The people who run these businesses have access to a multitude of digital tools and exceptional user experiences for their own personal banking. But when they go to work, go back to pushing paper to deal with finances. This disconnect creates the perfect opportunity for banks to step in and give their commercial customers digital tools that help close that gap and make experiences more consistent across all types of customers.

Trust is necessary in banking

Outside players entering the banking space pose a threat not only because of the superior experiences they offer, but also because of the well-established brand recognition they already have. Consumers already know names like Google, Apple and Facebook and might trust them more than a bank they have never heard of.

Once again, this highlights opportunity for banks to step in. When it comes to commercial banking, a wise business is unlikely to give its money to an outside player in the infancy of its banking days. And because of the large amounts of money businesses deal with, they are not likely to make large payments through something like Venmo or Apple Pay. Furthermore, they cannot take out multi-million dollar loans with just anyone.

To mitigate risk and protect themselves, businesses are more likely to stick with banks. Traditional financial institutions are the more trustworthy option for business banking. When they are able to pair that trust with a great digital experience for commercial customers, banks will have the edge over non-bank competitors.

Commercial customers need more options

With all this in mind, the solution seems simple: provide better experiences for commercial banking customers. But what does this look like? For some banks, their commercial banking approach might need some updates and for others, it might require an entire overhaul.

Banks need to provide online and mobile access to their business accounts, loan info, payments tools and anything else they need to support their businesses day-to-day. On top of that, their mobile experiences cannot be clunky or outdated—they must rival those available to consumers.

Retail banking customers are typically on the forefront of every bank’s priorities, which also keeps them on the forefront of innovation. The downside: commercial banking customers may be left behind with relatively less access to innovative digital tools. Consumers can be quick to switch banks if they feel like they can get a better offering elsewhere—which leaves banks ready to jump at any chance to grab consumers.

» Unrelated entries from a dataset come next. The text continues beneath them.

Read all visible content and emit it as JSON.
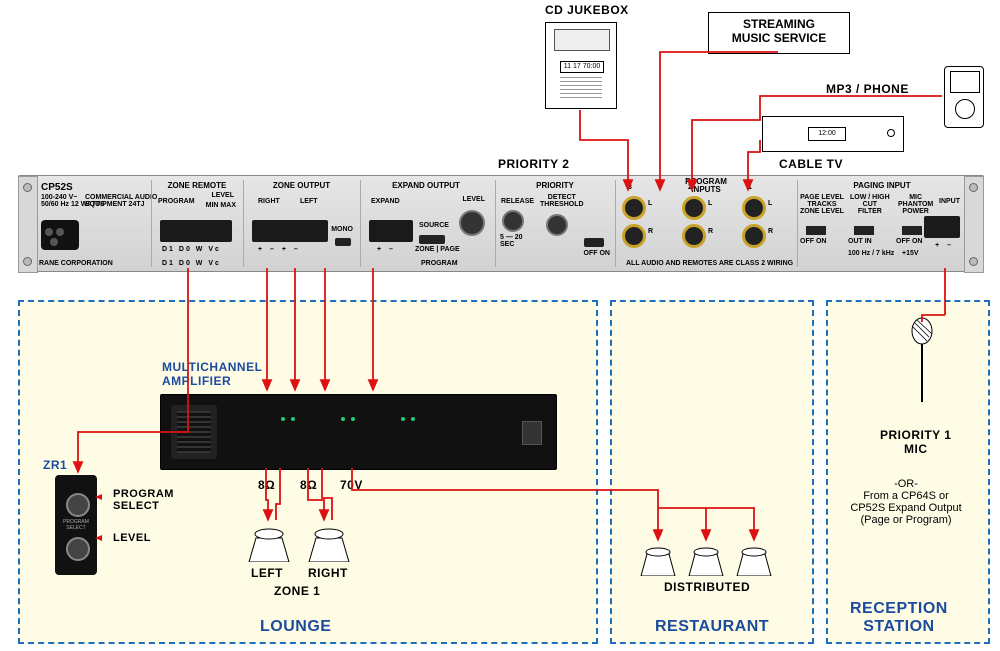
{
  "sources": {
    "cd_jukebox": "CD JUKEBOX",
    "streaming": "STREAMING\nMUSIC SERVICE",
    "mp3": "MP3 / PHONE",
    "cabletv": "CABLE TV",
    "jukebox_display": "11 17 70:00",
    "cabletv_time": "12:00"
  },
  "priorities": {
    "p1": "PRIORITY 1\nMIC",
    "p2": "PRIORITY 2"
  },
  "rack": {
    "model": "CP52S",
    "power_spec": "100-240 V~\n50/60 Hz 12 WATTS",
    "brand": "RANE CORPORATION",
    "ul": "COMMERCIAL AUDIO\nEQUIPMENT 24TJ",
    "sections": {
      "zone_remote": {
        "title": "ZONE REMOTE",
        "program": "PROGRAM",
        "level": "LEVEL",
        "pins": "D1  D0    W  Vc",
        "pins2": "MIN   MAX"
      },
      "zone_output": {
        "title": "ZONE OUTPUT",
        "right": "RIGHT",
        "left": "LEFT",
        "mono": "MONO",
        "pins": "+  –   +  –"
      },
      "expand_output": {
        "title": "EXPAND OUTPUT",
        "expand": "EXPAND",
        "source": "SOURCE",
        "switch": "ZONE | PAGE",
        "program": "PROGRAM",
        "level": "LEVEL",
        "pins": "+  –"
      },
      "priority": {
        "title": "PRIORITY",
        "release": "RELEASE",
        "release_scale": "5 — 20\nSEC",
        "detect": "DETECT\nTHRESHOLD",
        "offon": "OFF   ON"
      },
      "program_inputs": {
        "title": "PROGRAM\nINPUTS",
        "ch": [
          "3",
          "2",
          "1"
        ],
        "lr": [
          "L",
          "R"
        ]
      },
      "paging_input": {
        "title": "PAGING INPUT",
        "page_level": "PAGE LEVEL\nTRACKS\nZONE LEVEL",
        "filter": "LOW / HIGH\nCUT\nFILTER",
        "filter_vals": "100 Hz / 7 kHz",
        "phantom": "MIC\nPHANTOM\nPOWER",
        "phantom_val": "+15V",
        "input": "INPUT",
        "offon": "OFF       ON",
        "outin": "OUT       IN",
        "pins": "+  –"
      }
    },
    "class2": "ALL AUDIO AND REMOTES ARE CLASS 2 WIRING"
  },
  "rooms": {
    "lounge": {
      "title": "LOUNGE",
      "amp_title": "MULTICHANNEL\nAMPLIFIER",
      "spkr_l": "LEFT",
      "spkr_r": "RIGHT",
      "zone": "ZONE 1",
      "imp1": "8Ω",
      "imp2": "8Ω",
      "imp3": "70V"
    },
    "restaurant": {
      "title": "RESTAURANT",
      "dist": "DISTRIBUTED"
    },
    "reception": {
      "title": "RECEPTION\nSTATION",
      "alt": "-OR-\nFrom a CP64S or\nCP52S Expand Output\n(Page or Program)"
    }
  },
  "zr1": {
    "model": "ZR1",
    "program_select": "PROGRAM\nSELECT",
    "level": "LEVEL",
    "panel": "PROGRAM SELECT"
  }
}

It is far more difficult for a business to switch banks, but that does not mean banks should not be prioritizing these relationships. Businesses often comprise a bank’s most profitable relationships. Strengthening those relationships through digital tools not only helps with retention, but can also create new opportunities for fee income or new deposits.

To create digital features that compete with those of Google and others, banks might need help. Finding the right partner to help create these experiences is crucial and can be the very thing that makes the difference between a superior experience and one that misses the mark.

Whichever way banks decide to create these experiences, the key is to give commercial customers what they need—but in the way they want it. Digital experiences are not enough if they do not rival those enjoyed by retail consumers. At the end of the day, businesses are run by people who have the same expectations for their business banking as they do for their own personal banking.

While outside players entering the banking space might be daunting, banks have more opportunities than threats. They key is to examine these new banking offerings, find what is missing and fill the gap.

Matt Johnner is president and co-founder of BankLabs. The mission of BankLabs is to reimagine banking products for the future through community-oriented technologies that create new fee income, attract deposits, expand loan opportunities and differentiate the financial institution from competitors. BankLabs believes that community banking is a way of doing business, not a size, location or traditional definition.